Being a Fillie is not a privilege, it’s an honor. The tryout process is grueling and it can even lead to tears, but it all pays off in the end. To be a Fillie, you have to have a great memory, be respectful, and you have to want it all. Junior Tally Hicks felt she had the drive and was first inspired to join Fillies her freshman year.

“I’ve always wanted to be a Fillie and I’ve always loved to dance,” Hicks said. “It’s a way for me to show my feelings and for me to be able to be myself without people judging me.”
Hicks likes to express herself through dancing, and this is the main reason she tried out.

“I waited with her outside of the school to hear whether she made it or not,” Hicks’ mother, Jessica Nakos said. ”I brought sunflowers to try to cheer her up should the results not be what she wanted to hear.”

Unfortunately, she was unsuccessful in her tryouts the first time around.

“I didn’t see my number on the list and I realized I didn’t make it,” Hicks said. “I cried because it was heartbreaking.”

However, this didn’t stop Hicks from giving it a second attempt.

“Seeing people that tried out with me the first time make it made me want to be a part of Fillies even more,” Hicks said. “It motivated me to try harder the second time around.”

She tried out again at the end of her sophomore year but ended up falling short for the second time.

“My second tryout, I kind of expected not to make it,” Hicks said. “I felt I didn’t even do as well as my first year.”

Though Hicks didn’t make the cut for a second time, she still attended most of the Fillies’ performances and was even a part of their annual Fillies Follies show this year.

“Not being a Fillie affected me throughout the school year because I went to all the football games and I was in Fillies Follies this year since I was in dance,” Hicks said. “It wasn’t good enough for me, though. It was like a reminder that I didn’t make it, and it inspired me even more to try out again.”

Hicks’ mother shared her daughter’s pain, but wasn’t sure how to console her.

“There is nothing worse than seeing your child hurt and not being able to do anything to fix it,” Nakos said.

Hicks nearly gave up on her dream of being a Fillie, until she received some words of encouragement from senior Jamitrice Keating-Lynton, captain of the Fillies.

“I didn’t plan on trying out for the third time,” Hicks said. “Jamitrice talked to me at mock tryouts, and I decided that I had to be a Fillie.”

At her third Fillies tryout, Hicks gave it all she had and ended up making the squad.

“When I found out that I made it, I started crying and jumping around,” Hicks said. “I couldn’t believe I was actually going to be a Fillie.”

Sharing the joy with her daughter, Nakos said their whole church was behind Hicks.

“My husband and I, as well as her sister, Brooklyn, prepared for the worst, but prayed for the best,” Nakos said. “With a huge amount of support and love from her family and church community, she found out on Friday night that she had made it and everyone at church congratulated her as soon as they saw her.”
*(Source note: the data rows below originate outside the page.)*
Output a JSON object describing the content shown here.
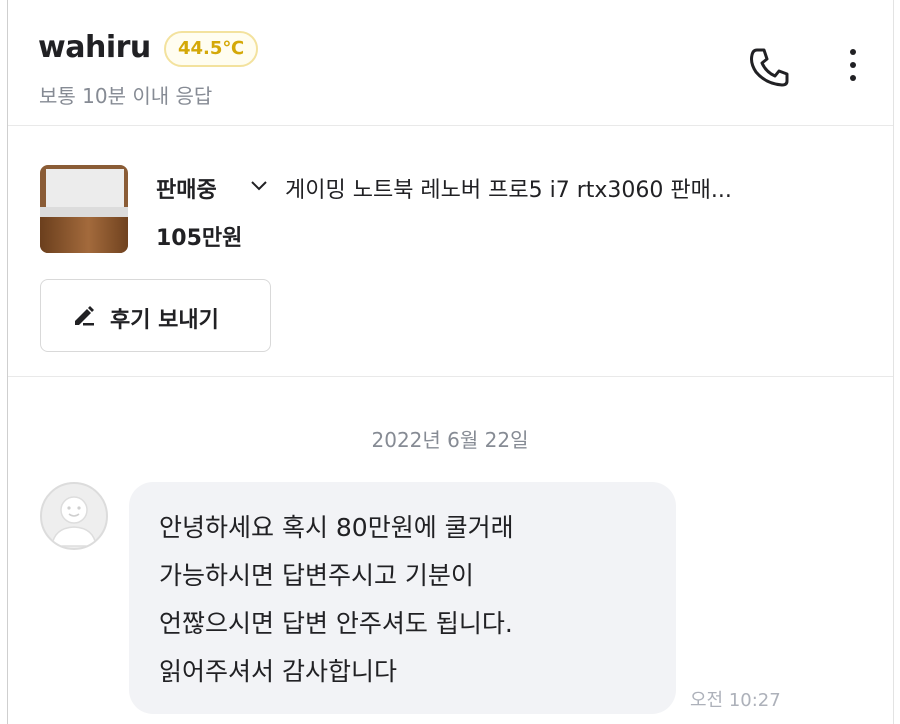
{
  "header": {
    "username": "wahiru",
    "temperature": "44.5℃",
    "response_time": "보통 10분 이내 응답",
    "icons": [
      "phone-icon",
      "more-vertical-icon"
    ]
  },
  "product": {
    "status": "판매중",
    "title": "게이밍 노트북 레노버 프로5 i7 rtx3060 판매...",
    "price": "105만원",
    "review_button": "후기 보내기"
  },
  "chat": {
    "date": "2022년 6월 22일",
    "message_lines": [
      "안녕하세요 혹시 80만원에 쿨거래",
      "가능하시면 답변주시고 기분이",
      "언짢으시면 답변 안주셔도 됩니다.",
      "읽어주셔서 감사합니다"
    ],
    "time": "오전 10:27"
  },
  "colors": {
    "temperature_accent": "#d4a808",
    "secondary_text": "#868b94",
    "bubble_bg": "#f2f3f6"
  }
}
It was Hicks’ drive that led her to become a Fillie, and according to her that kind of determination can lead you to do great things in life.

“I’ve tried out for other organizations all through high school, but Fillies is the only thing I really wanted,” Hicks said. “It just goes to show if you really want something and put your heart into it, you will be able to do anything in life.”